He said Iran's 350,000 Bahais were persecuted by Moslem fundamentalists seeking to undermine President Mohammad Khatami, a moderate Shi'ite cleric.
"The president is clearly a humanist who favours protecting religious minorities. His overtures to Iranian Christians are unprecedented in Iranian history. Because of that, hardliners are trying to strangle the Bahais," Saberan said.
Khatami plans to visit France in February, his first visit to a European country since being elected in 1997. The French Bahais said they planned to appeal to him then in favour of co-religionists in Iran, including several sentenced to death.
The Bahai faith originated from a Moslem splinter group in Iran 150 years ago. It claims six million members worldwide, including in mainly Moslem Iran, where it is officially termed "a misleading and wayward sect."
Bahais abroad say more than 200 members of their faith have been executed in Iran for their religious beliefs since the 1979 Islamic revolution.

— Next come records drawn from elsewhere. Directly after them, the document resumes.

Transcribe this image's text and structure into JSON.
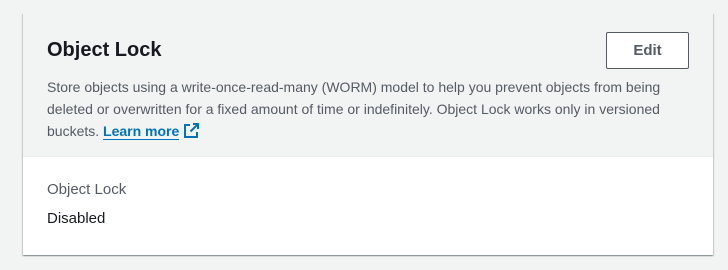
{
  "panel": {
    "title": "Object Lock",
    "edit_label": "Edit",
    "description": "Store objects using a write-once-read-many (WORM) model to help you prevent objects from being deleted or overwritten for a fixed amount of time or indefinitely. Object Lock works only in versioned buckets.",
    "learn_more_label": "Learn more",
    "learn_more_icon": "external-link-icon"
  },
  "field": {
    "label": "Object Lock",
    "value": "Disabled"
  },
  "colors": {
    "link": "#0073bb",
    "text_primary": "#16191f",
    "text_secondary": "#545b64",
    "header_background": "#f2f3f3"
  }
}
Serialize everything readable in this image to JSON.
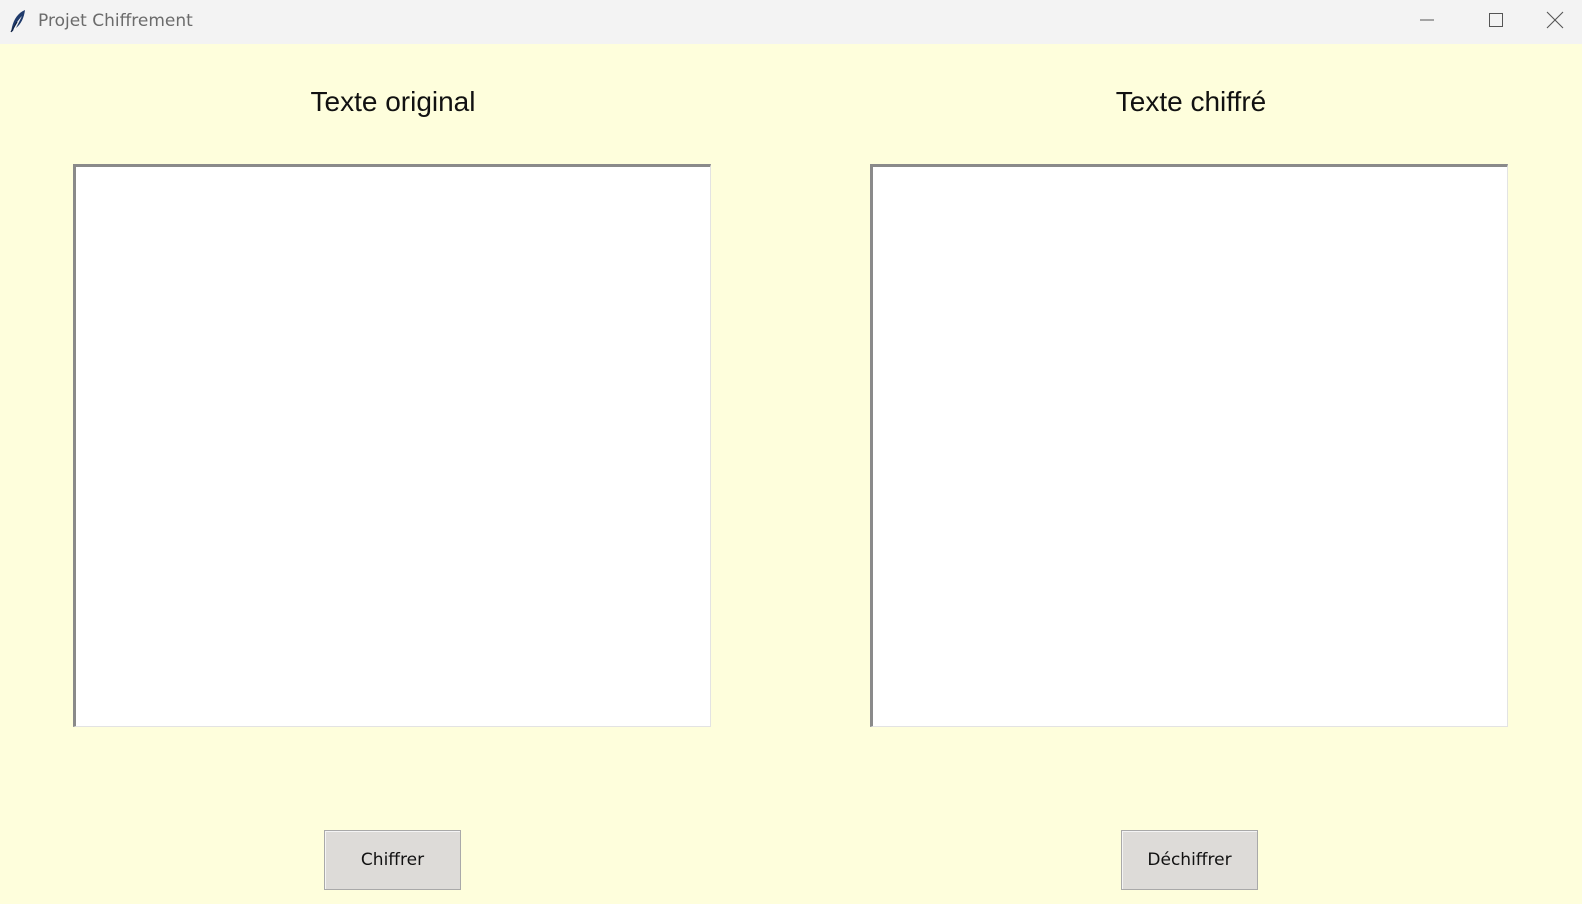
{
  "window": {
    "title": "Projet Chiffrement",
    "background_color": "#fefedc",
    "titlebar_color": "#f3f3f3",
    "icons": {
      "app": "feather-icon",
      "minimize": "minimize-icon",
      "maximize": "maximize-icon",
      "close": "close-icon"
    }
  },
  "left_panel": {
    "label": "Texte original",
    "text_value": ""
  },
  "right_panel": {
    "label": "Texte chiffré",
    "text_value": ""
  },
  "buttons": {
    "encrypt_label": "Chiffrer",
    "decrypt_label": "Déchiffrer",
    "button_color": "#dddbd8"
  }
}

The French Bahais accused Iranian authorities last month of launching a major crackdown against Bahais in 14 cities, arresting 36 people and looting more than 500 homes.
Those arrested were professors and teachers conducting "open university"-type courses for young Bahais, said by their French fellow believers to be banned by the authorities from attending universities.
French Bahai members told reporters all but four of those arrested in the crackdown on educators had since been released, but prevented from resuming teaching.
"But the regime is still hounding the Bahais. Now, those who received pensions have not only seen pension payments halted but their possessions are being confiscated to reimburse the state for pensions paid in the past," Saberan alleged.
He also said Bahai graveyards were being bulldozed without families being told where remains were taken.
But the French Bahais said two Iranians said to have had death sentences confirmed against them in September, Sirus Zabihi-Muqaddam and Hedayat Kashefi Najafabadi, were still alive and human rights groups across the world were working to save them. They were said to have been arrested in October 1997 for violating a ban on holding meetings about family life.